13 July 2017, Sweetcrude, Lagos — Nigeria may have to wait much longer to actualise its dream of a sharp increase in oil price, as U.S. construction and fracking major Halliburton, believes the oil market crash that has lasted three years will cause oil prices to spike by the year 2020.
Quoting World Oil, Halliburton forecasts that an impressive spike in oil price will be noticed around 2020-2021.
Mark Richard Senior Vice President for Global Business Development, added that the oil industry has lost $2 trillion in investments due to chronically low prices.
“Sooner or later, the market is going to catch up,” Richard said. “You’ll see some kind of spike in the price of oil. Maybe somewhere around 2020-2021, but it’s got to catch up sooner or later.”
Production cuts by the Organization of Petroleum Exporting Countries (OPEC) had caused a rise in oil prices back in January, but new production from Nigeria, Libya, and the United States have erased all gains from the market.
Nigeria will not be joining the Organisation for Petroleum Exporting Countries, OPEC’s cap just yet, Sweetcrude Reports has learned.
According to sources close to the situation, the Minister for Petroleum, Ibe Kachukwu, has said that the country is just recovering from months of shut-in oil due to militancy, therefore, asking the country to cap production and export, is too soon.
Sweetcrude Reports also learned that Nigeria’s current production is still below 1.8 million barrels set for the country by OPEC.
“Nigeria’s production is still below OPEC’s 1.8 million barrels per day target for us so, we won’t be capping soon, and nobody can force us to. Whatever glut is in the market should be blamed on the U.S shale and not us. If anybody should be asked to cap, it should be the U.S but unfortunately, the country does not belong to any group,” he said.
“Besides, if there are no more attacks from militants, we should be looking at managing output at about 1.7 million barrels per day for the next four to six months”, he added.
Nigeria currently battles low oil price as the country is in dire need of a high oil price to fund capital projects.
However, just when the country is beginning to recover from spates of attacks on its oil export pipelines, reports surfaced that it would be asked to cap production and export.
But sources close to the situation hinted Sweetcrude Reports that Nigeria will not agree to cap so soon.
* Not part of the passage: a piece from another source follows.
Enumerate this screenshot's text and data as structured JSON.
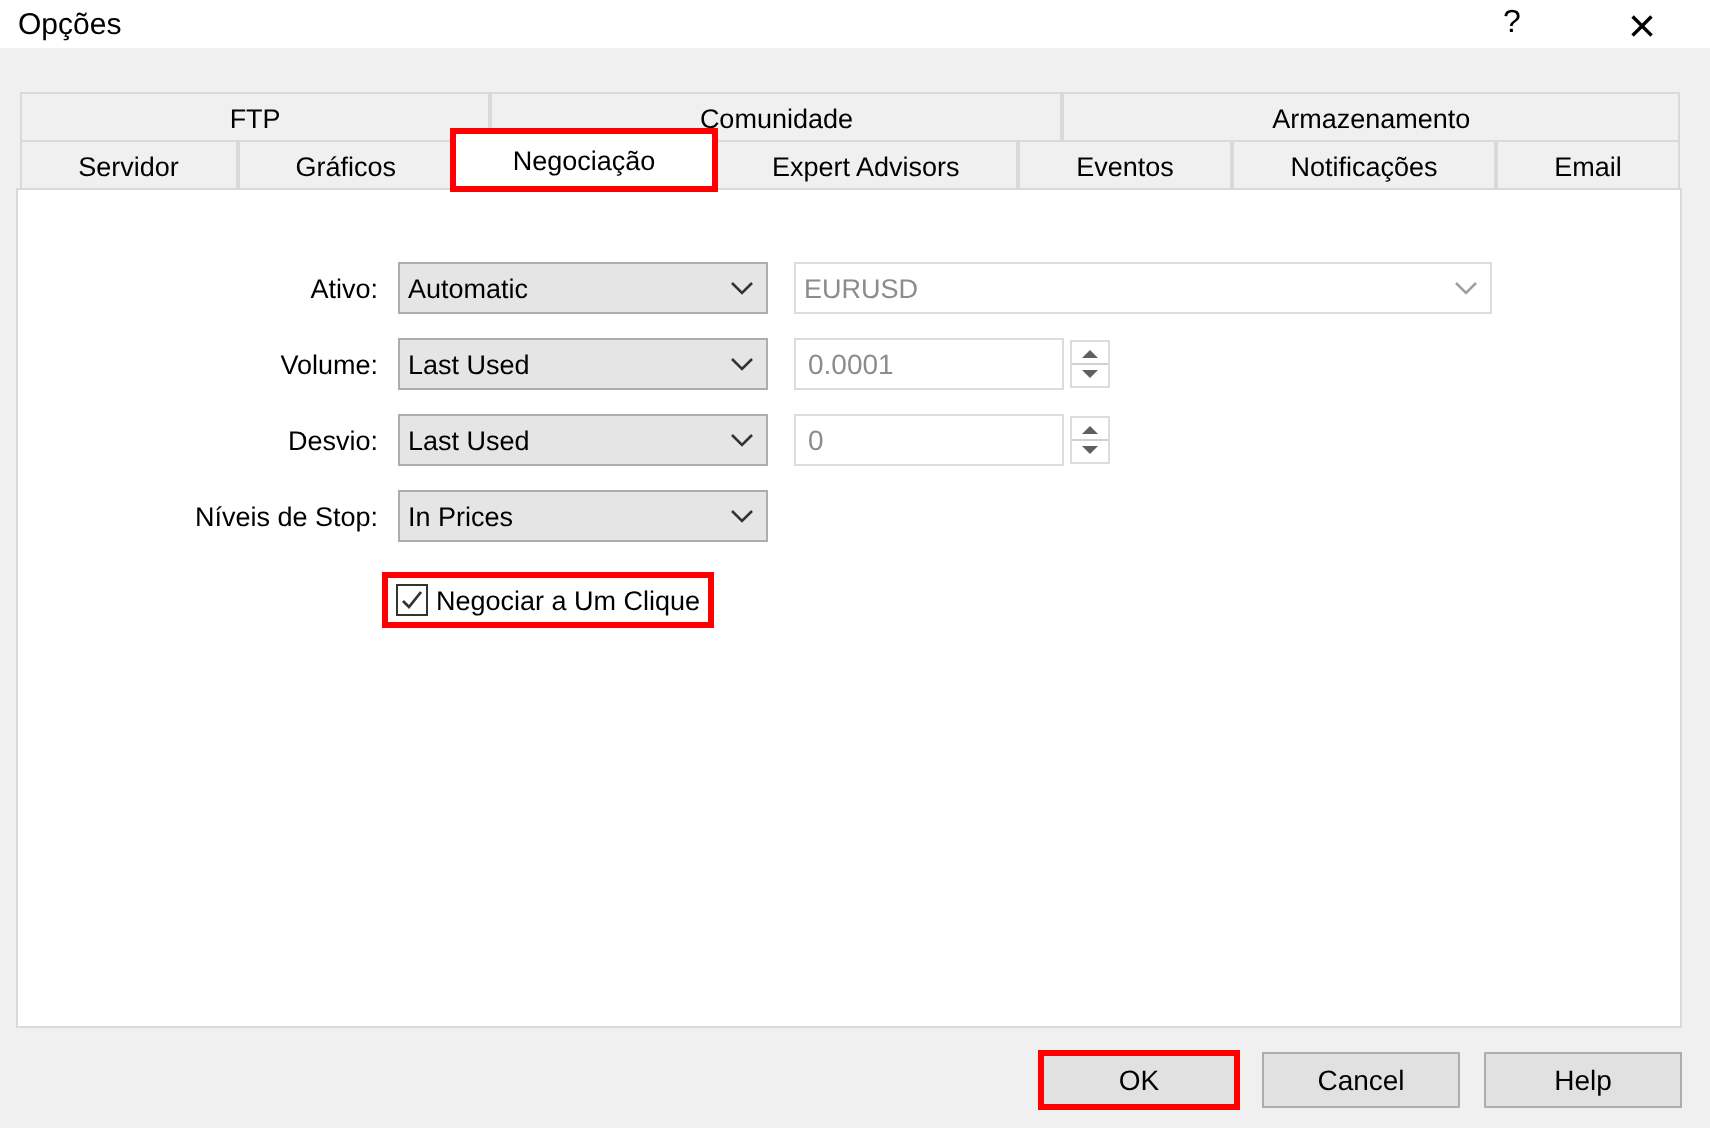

Moreover, Kachikwu has said he will not be attending OPEC’s July 24 meeting, fueling speculations that the country may not give in to capping pressure from the Cartel.